Three China-related events caused the world's political and economic axis to shift in March and April. Taken separately, each event has its own importance, but taken together they add up to a sum greater than their parts.
The issuance of Chinese local government bonds, the evacuation of hundreds of foreigners by the Peoples Liberation Army (PLA) from Yemen and the confirmation of founding members for Asian Infrastructure Investment Bank create a subtle but profound change in the way the world turns.
On October 10, 1989 the Chicago Tribune published my article on climate change. I argued that "lowering the Earth-threatening heat" would probably be the consequence of protest and action by peasants and city people, not of any initiatives taken by state intellectuals and corporations.
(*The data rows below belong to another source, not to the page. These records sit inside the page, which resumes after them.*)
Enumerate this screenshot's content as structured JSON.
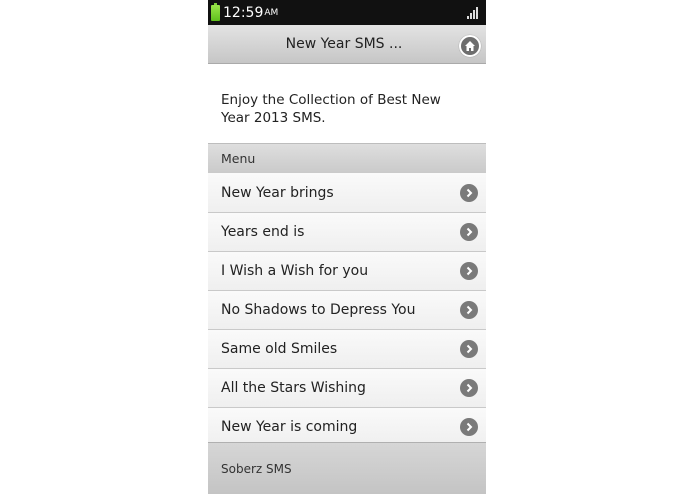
{
  "status_bar": {
    "time": "12:59",
    "ampm": "AM"
  },
  "header": {
    "title": "New Year SMS ...",
    "home_icon": "home-icon"
  },
  "intro": {
    "text": "Enjoy the Collection of Best New Year 2013 SMS."
  },
  "menu": {
    "heading": "Menu",
    "items": [
      {
        "label": "New Year brings"
      },
      {
        "label": "Years end is"
      },
      {
        "label": "I Wish a Wish for you"
      },
      {
        "label": "No Shadows to Depress You"
      },
      {
        "label": "Same old Smiles"
      },
      {
        "label": "All the Stars Wishing"
      },
      {
        "label": "New Year is coming"
      }
    ]
  },
  "footer": {
    "text": "Soberz SMS"
  }
}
About six months later, on April 20, 1990, the Wall Street Journal reprinted a fragment of my article, which denounced the behavior of fossil fuel companies. Energy corporations, I said, are blinded by greed. They threaten the Earth with unimaginable ills: rising temperatures, rising sea levels, widespread impoverishment of the natural world and human destruction of epic proportions. It would be foolish to assume that the same companies would sacrifice their profits for a less threatened, much less, safer world.